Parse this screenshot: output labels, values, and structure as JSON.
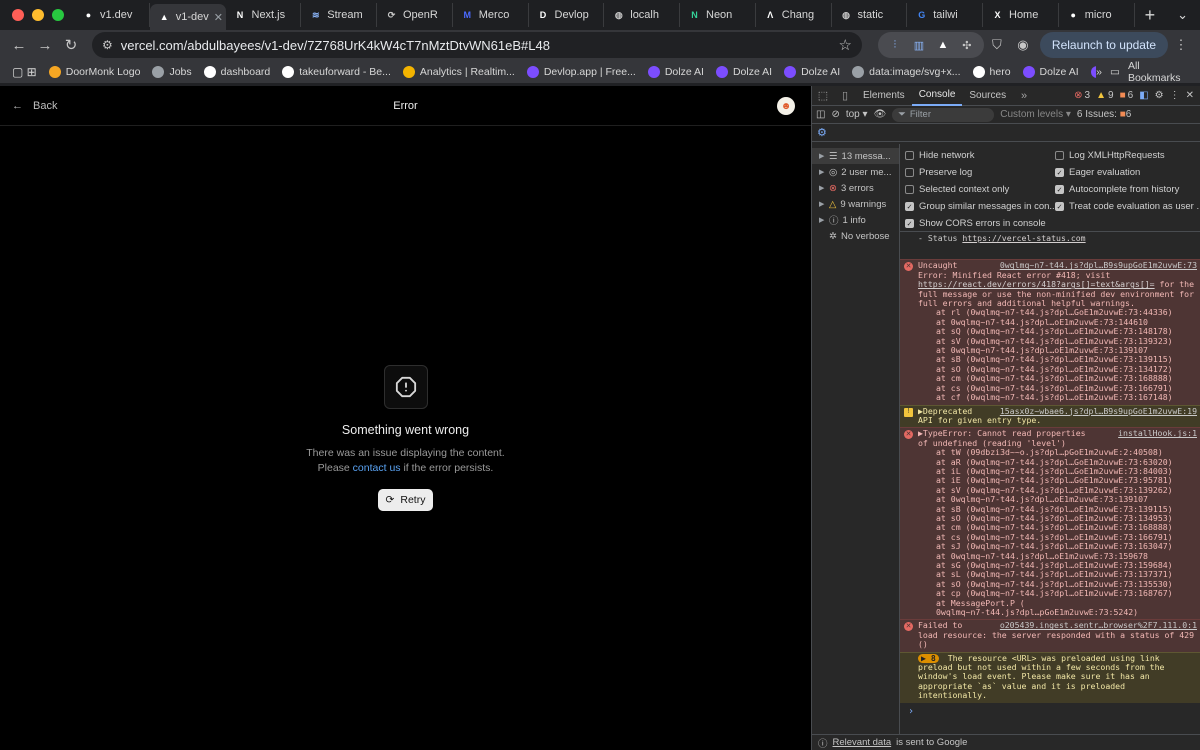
{
  "browser": {
    "tabs": [
      {
        "title": "v1.dev",
        "icon": "github-icon",
        "color": "#ffffff"
      },
      {
        "title": "v1-dev",
        "icon": "vercel-icon",
        "color": "#ffffff",
        "active": true
      },
      {
        "title": "Next.js",
        "icon": "nextjs-icon",
        "color": "#ffffff"
      },
      {
        "title": "Stream",
        "icon": "stream-icon",
        "color": "#8ab4f8"
      },
      {
        "title": "OpenR",
        "icon": "openrouter-icon",
        "color": "#c7c7c7"
      },
      {
        "title": "Merco",
        "icon": "m-icon",
        "color": "#4b6bff"
      },
      {
        "title": "Devlop",
        "icon": "devlop-icon",
        "color": "#ffffff"
      },
      {
        "title": "localh",
        "icon": "globe-icon",
        "color": "#c7c7c7"
      },
      {
        "title": "Neon",
        "icon": "neon-icon",
        "color": "#34d399"
      },
      {
        "title": "Chang",
        "icon": "a-icon",
        "color": "#ffffff"
      },
      {
        "title": "static",
        "icon": "globe-icon",
        "color": "#c7c7c7"
      },
      {
        "title": "tailwi",
        "icon": "google-icon",
        "color": "#4285f4"
      },
      {
        "title": "Home",
        "icon": "x-icon",
        "color": "#ffffff"
      },
      {
        "title": "micro",
        "icon": "github-icon",
        "color": "#ffffff"
      }
    ],
    "url": "vercel.com/abdulbayees/v1-dev/7Z768UrK4kW4cT7nMztDtvWN61eB#L48",
    "relaunch_label": "Relaunch to update",
    "bookmarks": [
      {
        "label": "DoorMonk Logo",
        "color": "#f5a623"
      },
      {
        "label": "Jobs",
        "color": "#9aa0a6"
      },
      {
        "label": "dashboard",
        "color": "#ffffff"
      },
      {
        "label": "takeuforward - Be...",
        "color": "#ffffff"
      },
      {
        "label": "Analytics | Realtim...",
        "color": "#f4b400"
      },
      {
        "label": "Devlop.app | Free...",
        "color": "#7c4dff"
      },
      {
        "label": "Dolze AI",
        "color": "#7c4dff"
      },
      {
        "label": "Dolze AI",
        "color": "#7c4dff"
      },
      {
        "label": "Dolze AI",
        "color": "#7c4dff"
      },
      {
        "label": "data:image/svg+x...",
        "color": "#9aa0a6"
      },
      {
        "label": "hero",
        "color": "#ffffff"
      },
      {
        "label": "Dolze AI",
        "color": "#7c4dff"
      },
      {
        "label": "Dolze AI",
        "color": "#7c4dff"
      }
    ],
    "all_bookmarks_label": "All Bookmarks"
  },
  "page": {
    "back_label": "Back",
    "title": "Error",
    "error_title": "Something went wrong",
    "error_line1": "There was an issue displaying the content.",
    "error_please": "Please ",
    "contact_link": "contact us",
    "error_suffix": " if the error persists.",
    "retry_label": "Retry"
  },
  "devtools": {
    "tabs": [
      "Elements",
      "Console",
      "Sources"
    ],
    "active_tab": "Console",
    "error_count": "3",
    "warning_count": "9",
    "issue_count": "6",
    "context": "top",
    "filter_placeholder": "Filter",
    "levels": "Custom levels",
    "issues_label": "6 Issues:",
    "issues_num": "6",
    "sidebar": [
      {
        "label": "13 messa...",
        "icon": "list-icon"
      },
      {
        "label": "2 user me...",
        "icon": "user-icon"
      },
      {
        "label": "3 errors",
        "icon": "error-icon"
      },
      {
        "label": "9 warnings",
        "icon": "warning-icon"
      },
      {
        "label": "1 info",
        "icon": "info-icon"
      },
      {
        "label": "No verbose",
        "icon": "bug-icon"
      }
    ],
    "settings": [
      {
        "label": "Hide network",
        "checked": false
      },
      {
        "label": "Log XMLHttpRequests",
        "checked": false
      },
      {
        "label": "Preserve log",
        "checked": false
      },
      {
        "label": "Eager evaluation",
        "checked": true
      },
      {
        "label": "Selected context only",
        "checked": false
      },
      {
        "label": "Autocomplete from history",
        "checked": true
      },
      {
        "label": "Group similar messages in con...",
        "checked": true
      },
      {
        "label": "Treat code evaluation as user ...",
        "checked": true
      },
      {
        "label": "Show CORS errors in console",
        "checked": true
      }
    ],
    "log": {
      "status_line": "- Status ",
      "status_link": "https://vercel-status.com",
      "err1_prefix": "Uncaught",
      "err1_src": "0wqlmq~n7-t44.js?dpl…B9s9upGoE1m2uvwE:73",
      "err1_msg": "Error: Minified React error #418; visit",
      "err1_link": "https://react.dev/errors/418?args[]=text&args[]=",
      "err1_rest": " for the full message or use the non-minified dev environment for full errors and additional helpful warnings.",
      "err1_stack": [
        "at rl (0wqlmq~n7-t44.js?dpl…GoE1m2uvwE:73:44336)",
        "at 0wqlmq~n7-t44.js?dpl…oE1m2uvwE:73:144610",
        "at sQ (0wqlmq~n7-t44.js?dpl…oE1m2uvwE:73:148178)",
        "at sV (0wqlmq~n7-t44.js?dpl…oE1m2uvwE:73:139323)",
        "at 0wqlmq~n7-t44.js?dpl…oE1m2uvwE:73:139107",
        "at sB (0wqlmq~n7-t44.js?dpl…oE1m2uvwE:73:139115)",
        "at sO (0wqlmq~n7-t44.js?dpl…oE1m2uvwE:73:134172)",
        "at cm (0wqlmq~n7-t44.js?dpl…oE1m2uvwE:73:168888)",
        "at cs (0wqlmq~n7-t44.js?dpl…oE1m2uvwE:73:166791)",
        "at cf (0wqlmq~n7-t44.js?dpl…oE1m2uvwE:73:167148)"
      ],
      "warn1_msg": "▶Deprecated",
      "warn1_src": "15asx0z~wbae6.js?dpl…B9s9upGoE1m2uvwE:19",
      "warn1_rest": "API for given entry type.",
      "err2_msg": "▶TypeError: Cannot read properties",
      "err2_src": "installHook.js:1",
      "err2_rest": "of undefined (reading 'level')",
      "err2_stack": [
        "at tW (09dbzi3d~~o.js?dpl…pGoE1m2uvwE:2:40508)",
        "at aR (0wqlmq~n7-t44.js?dpl…GoE1m2uvwE:73:63020)",
        "at iL (0wqlmq~n7-t44.js?dpl…GoE1m2uvwE:73:84003)",
        "at iE (0wqlmq~n7-t44.js?dpl…GoE1m2uvwE:73:95781)",
        "at sV (0wqlmq~n7-t44.js?dpl…oE1m2uvwE:73:139262)",
        "at 0wqlmq~n7-t44.js?dpl…oE1m2uvwE:73:139107",
        "at sB (0wqlmq~n7-t44.js?dpl…oE1m2uvwE:73:139115)",
        "at sO (0wqlmq~n7-t44.js?dpl…oE1m2uvwE:73:134953)",
        "at cm (0wqlmq~n7-t44.js?dpl…oE1m2uvwE:73:168888)",
        "at cs (0wqlmq~n7-t44.js?dpl…oE1m2uvwE:73:166791)",
        "at sJ (0wqlmq~n7-t44.js?dpl…oE1m2uvwE:73:163047)",
        "at 0wqlmq~n7-t44.js?dpl…oE1m2uvwE:73:159678",
        "at sG (0wqlmq~n7-t44.js?dpl…oE1m2uvwE:73:159684)",
        "at sL (0wqlmq~n7-t44.js?dpl…oE1m2uvwE:73:137371)",
        "at sO (0wqlmq~n7-t44.js?dpl…oE1m2uvwE:73:135530)",
        "at cp (0wqlmq~n7-t44.js?dpl…oE1m2uvwE:73:168767)",
        "at MessagePort.P (",
        "0wqlmq~n7-t44.js?dpl…pGoE1m2uvwE:73:5242)"
      ],
      "err3_msg": "Failed to",
      "err3_src": "o205439.ingest.sentr…browser%2F7.111.0:1",
      "err3_rest": "load resource: the server responded with a status of 429 ()",
      "warn2_badge": "8",
      "warn2_msg": "The resource <URL> was preloaded using link preload but not used within a few seconds from the window's load event. Please make sure it has an appropriate `as` value and it is preloaded intentionally."
    },
    "footer_link": "Relevant data",
    "footer_rest": "is sent to Google"
  },
  "colors": {
    "close": "#ff5f57",
    "minimize": "#febc2e",
    "zoom": "#28c840",
    "error": "#e46962",
    "warning": "#f2c53d",
    "link": "#5aa3f3"
  }
}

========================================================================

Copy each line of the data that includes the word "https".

_Solution to this exercise_
      "status_link": "https://vercel-status.com",
      "err1_link": "https://react.dev/errors/418?args[]=text&args[]=",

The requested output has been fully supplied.